The Samuel Zell & Robert H. Lurie Institute for Entrepreneurial Studies at the University of Michigan’s Stephen M. Ross School of Business today was named one of the top graduate entrepreneurship programs in the nation. The Princeton Review and Entrepreneur Magazine recognized the Institute in a joint ranking of “Top 25 Graduate Entrepreneurship Programs.” This marks the third consecutive year the Institute has appeared among the top five. More than 2,000 schools were surveyed by The Princeton Review. The complete rankings will appear in the October issue of Entrepreneur, both in print and online.

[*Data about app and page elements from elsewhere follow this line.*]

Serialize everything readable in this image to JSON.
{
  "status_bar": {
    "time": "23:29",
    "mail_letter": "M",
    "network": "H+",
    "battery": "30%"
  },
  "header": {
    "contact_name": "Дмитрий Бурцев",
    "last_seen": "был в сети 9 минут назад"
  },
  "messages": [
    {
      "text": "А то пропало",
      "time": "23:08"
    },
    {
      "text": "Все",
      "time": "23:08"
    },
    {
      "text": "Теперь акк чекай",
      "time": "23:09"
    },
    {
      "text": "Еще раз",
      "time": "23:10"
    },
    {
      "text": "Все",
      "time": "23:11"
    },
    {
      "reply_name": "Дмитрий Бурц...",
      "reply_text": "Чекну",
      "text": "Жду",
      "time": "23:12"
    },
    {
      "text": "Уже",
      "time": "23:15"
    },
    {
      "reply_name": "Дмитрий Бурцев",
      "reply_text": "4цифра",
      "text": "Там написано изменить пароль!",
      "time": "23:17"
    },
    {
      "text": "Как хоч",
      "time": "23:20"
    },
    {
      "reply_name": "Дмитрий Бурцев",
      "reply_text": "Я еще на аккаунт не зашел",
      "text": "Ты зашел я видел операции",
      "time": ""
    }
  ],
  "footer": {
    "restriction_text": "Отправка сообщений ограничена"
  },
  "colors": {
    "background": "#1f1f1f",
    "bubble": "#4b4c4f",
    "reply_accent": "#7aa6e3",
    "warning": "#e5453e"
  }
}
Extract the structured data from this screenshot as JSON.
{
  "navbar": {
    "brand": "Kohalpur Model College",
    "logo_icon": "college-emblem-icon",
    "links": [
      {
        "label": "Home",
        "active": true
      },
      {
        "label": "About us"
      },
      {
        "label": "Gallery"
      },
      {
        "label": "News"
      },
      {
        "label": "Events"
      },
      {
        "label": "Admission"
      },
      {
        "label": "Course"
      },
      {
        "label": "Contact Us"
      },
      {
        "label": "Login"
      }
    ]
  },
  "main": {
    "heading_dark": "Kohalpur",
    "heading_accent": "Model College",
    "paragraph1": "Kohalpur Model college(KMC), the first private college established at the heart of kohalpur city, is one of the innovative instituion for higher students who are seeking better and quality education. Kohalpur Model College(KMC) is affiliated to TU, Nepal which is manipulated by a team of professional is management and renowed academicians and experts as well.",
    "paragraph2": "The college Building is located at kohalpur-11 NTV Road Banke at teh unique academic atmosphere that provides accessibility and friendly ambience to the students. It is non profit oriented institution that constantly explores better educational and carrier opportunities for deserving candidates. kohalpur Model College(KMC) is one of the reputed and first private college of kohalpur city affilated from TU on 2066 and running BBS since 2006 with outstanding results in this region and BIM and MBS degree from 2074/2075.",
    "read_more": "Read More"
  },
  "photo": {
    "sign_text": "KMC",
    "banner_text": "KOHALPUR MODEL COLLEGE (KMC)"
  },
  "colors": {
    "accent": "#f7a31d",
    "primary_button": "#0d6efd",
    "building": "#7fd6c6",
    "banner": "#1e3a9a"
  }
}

The University of Michigan has been a driving force in the advancement of entrepreneurial education since 1927 when it offered the nation’s first course in entrepreneurship at its Business School. The launch of various entrepreneurial programs followed and in 1999 the University was among the first to launch a full program dedicated to entrepreneurial education with the creation of the Zell Lurie Institute. This was made possible with a $10 million gift from iconic American businessman Sam Zell and distinguished philanthropist Ann Lurie, the wife of Zell’s late business partner, Robert H. Lurie.
“Entrepreneurship is fundamental to the economy as a growth engine,” says Zell, who is a University of Michigan alum. “In today’s environment, the Institute’s mission – to educate and launch entrepreneurs — is critical. We are catalyzing a new generation, and the evidence of its success is visible.”
The Institute’s robust program portfolio and the entrepreneurial field projects offered as part of the curriculum for first-year full- and part-time MBAs, have set the bar for entrepreneurial education across the U.S. Most notably, the Institute’s flagship Wolverine Venture Fund was the first student-led venture fund of its kind in the country and is now complemented by the Frankel Commercialization Fund and the Social Venture Fund. Together these ‘evergreen,’ student-run funds have $6.5 million under management, have experienced four successful exits, and deliver returns that are comparable to those experienced by top-quartile, professionally managed funds. Since its inception, the Institute has provided scholarships, grants and internship funding totaling more than $3 million to help advance the entrepreneurial skill sets of and new venture development by more than 3000 students. The Institute has also committed more than $1.8 million toward developing programming that includes investment and grant programs committed to nurturing students’ entrepreneurial skill development and their entrepreneurial endeavors during this academic year.
As a leader in innovative entrepreneurial education turning out the next generation of serial entrepreneurs, venture investors and private equity professionals, the Zell Lurie Institute has grown beyond the walls of the Business School through partnerships across the University’s campus in engineering, medicine and law. The partnership with the Center for Entrepreneurship at the College of Engineering launched TechArb, a student accelerator that is jointly managed. In addition, the Zell Entrepreneurship & Law program and Medical Innovation Center host programs in which the Institute’s graduate students participate.
“We are pleased to continually appear in the upper echelon of graduate entrepreneurship program rankings,” said Thomas Kinnear, executive director of the Institute. “Our innovative approach and ability to support our students with the needed resources to test business ideas, make investments, and place them in the field around the globe sets up apart from our peers. The main beneficiaries of our success, of course, are the University students and graduates who will deploy their entrepreneurship skills, knowledge and experience to launch new companies, drive venture-capital investment, and forge innovative career pathways at major corporations.”